*** Opening of Records for this exercise ***

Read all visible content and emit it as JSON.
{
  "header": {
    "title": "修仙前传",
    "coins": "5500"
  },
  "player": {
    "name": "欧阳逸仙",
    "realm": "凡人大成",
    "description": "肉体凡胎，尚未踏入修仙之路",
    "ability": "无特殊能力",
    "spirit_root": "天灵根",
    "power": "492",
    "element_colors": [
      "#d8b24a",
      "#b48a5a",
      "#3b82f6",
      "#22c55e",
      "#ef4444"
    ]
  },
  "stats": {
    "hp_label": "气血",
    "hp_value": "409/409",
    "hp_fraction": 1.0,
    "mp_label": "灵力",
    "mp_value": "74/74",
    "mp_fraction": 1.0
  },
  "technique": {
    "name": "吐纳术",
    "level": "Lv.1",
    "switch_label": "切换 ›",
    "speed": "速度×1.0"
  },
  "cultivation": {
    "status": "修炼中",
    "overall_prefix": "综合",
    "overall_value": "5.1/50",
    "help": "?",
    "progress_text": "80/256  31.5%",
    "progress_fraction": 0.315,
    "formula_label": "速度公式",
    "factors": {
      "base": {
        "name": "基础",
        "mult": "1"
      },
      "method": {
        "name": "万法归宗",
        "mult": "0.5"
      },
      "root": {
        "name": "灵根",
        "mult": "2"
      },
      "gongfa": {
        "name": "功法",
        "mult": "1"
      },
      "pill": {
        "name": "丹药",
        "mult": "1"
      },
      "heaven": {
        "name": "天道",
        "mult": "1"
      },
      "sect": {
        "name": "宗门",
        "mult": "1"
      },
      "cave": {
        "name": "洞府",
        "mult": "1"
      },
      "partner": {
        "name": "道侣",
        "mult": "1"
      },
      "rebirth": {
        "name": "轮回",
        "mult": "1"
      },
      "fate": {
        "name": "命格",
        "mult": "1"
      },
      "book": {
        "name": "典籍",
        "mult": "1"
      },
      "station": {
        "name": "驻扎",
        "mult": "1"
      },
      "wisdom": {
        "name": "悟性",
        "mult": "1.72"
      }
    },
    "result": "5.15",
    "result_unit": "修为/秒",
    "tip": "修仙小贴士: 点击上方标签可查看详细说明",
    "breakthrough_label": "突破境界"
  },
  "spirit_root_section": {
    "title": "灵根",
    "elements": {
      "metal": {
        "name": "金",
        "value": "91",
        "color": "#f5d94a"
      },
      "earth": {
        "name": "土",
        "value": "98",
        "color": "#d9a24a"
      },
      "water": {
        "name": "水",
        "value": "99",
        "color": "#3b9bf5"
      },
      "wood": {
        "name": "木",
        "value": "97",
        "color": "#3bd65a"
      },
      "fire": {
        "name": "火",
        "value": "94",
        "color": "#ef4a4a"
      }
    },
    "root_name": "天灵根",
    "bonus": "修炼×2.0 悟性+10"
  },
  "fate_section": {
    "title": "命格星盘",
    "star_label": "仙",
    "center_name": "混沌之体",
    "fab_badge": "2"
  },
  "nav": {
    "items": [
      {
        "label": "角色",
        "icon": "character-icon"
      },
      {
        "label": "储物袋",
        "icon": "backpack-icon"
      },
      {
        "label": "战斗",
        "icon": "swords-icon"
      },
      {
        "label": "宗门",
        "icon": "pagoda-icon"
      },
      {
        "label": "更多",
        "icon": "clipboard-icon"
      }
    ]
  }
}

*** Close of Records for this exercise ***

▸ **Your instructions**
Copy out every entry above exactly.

▸ **Output**
Read all visible content and emit it as JSON.
{
  "header": {
    "title": "修仙前传",
    "coins": "5500"
  },
  "player": {
    "name": "欧阳逸仙",
    "realm": "凡人大成",
    "description": "肉体凡胎，尚未踏入修仙之路",
    "ability": "无特殊能力",
    "spirit_root": "天灵根",
    "power": "492",
    "element_colors": [
      "#d8b24a",
      "#b48a5a",
      "#3b82f6",
      "#22c55e",
      "#ef4444"
    ]
  },
  "stats": {
    "hp_label": "气血",
    "hp_value": "409/409",
    "hp_fraction": 1.0,
    "mp_label": "灵力",
    "mp_value": "74/74",
    "mp_fraction": 1.0
  },
  "technique": {
    "name": "吐纳术",
    "level": "Lv.1",
    "switch_label": "切换 ›",
    "speed": "速度×1.0"
  },
  "cultivation": {
    "status": "修炼中",
    "overall_prefix": "综合",
    "overall_value": "5.1/50",
    "help": "?",
    "progress_text": "80/256  31.5%",
    "progress_fraction": 0.315,
    "formula_label": "速度公式",
    "factors": {
      "base": {
        "name": "基础",
        "mult": "1"
      },
      "method": {
        "name": "万法归宗",
        "mult": "0.5"
      },
      "root": {
        "name": "灵根",
        "mult": "2"
      },
      "gongfa": {
        "name": "功法",
        "mult": "1"
      },
      "pill": {
        "name": "丹药",
        "mult": "1"
      },
      "heaven": {
        "name": "天道",
        "mult": "1"
      },
      "sect": {
        "name": "宗门",
        "mult": "1"
      },
      "cave": {
        "name": "洞府",
        "mult": "1"
      },
      "partner": {
        "name": "道侣",
        "mult": "1"
      },
      "rebirth": {
        "name": "轮回",
        "mult": "1"
      },
      "fate": {
        "name": "命格",
        "mult": "1"
      },
      "book": {
        "name": "典籍",
        "mult": "1"
      },
      "station": {
        "name": "驻扎",
        "mult": "1"
      },
      "wisdom": {
        "name": "悟性",
        "mult": "1.72"
      }
    },
    "result": "5.15",
    "result_unit": "修为/秒",
    "tip": "修仙小贴士: 点击上方标签可查看详细说明",
    "breakthrough_label": "突破境界"
  },
  "spirit_root_section": {
    "title": "灵根",
    "elements": {
      "metal": {
        "name": "金",
        "value": "91",
        "color": "#f5d94a"
      },
      "earth": {
        "name": "土",
        "value": "98",
        "color": "#d9a24a"
      },
      "water": {
        "name": "水",
        "value": "99",
        "color": "#3b9bf5"
      },
      "wood": {
        "name": "木",
        "value": "97",
        "color": "#3bd65a"
      },
      "fire": {
        "name": "火",
        "value": "94",
        "color": "#ef4a4a"
      }
    },
    "root_name": "天灵根",
    "bonus": "修炼×2.0 悟性+10"
  },
  "fate_section": {
    "title": "命格星盘",
    "star_label": "仙",
    "center_name": "混沌之体",
    "fab_badge": "2"
  },
  "nav": {
    "items": [
      {
        "label": "角色",
        "icon": "character-icon"
      },
      {
        "label": "储物袋",
        "icon": "backpack-icon"
      },
      {
        "label": "战斗",
        "icon": "swords-icon"
      },
      {
        "label": "宗门",
        "icon": "pagoda-icon"
      },
      {
        "label": "更多",
        "icon": "clipboard-icon"
      }
    ]
  }
}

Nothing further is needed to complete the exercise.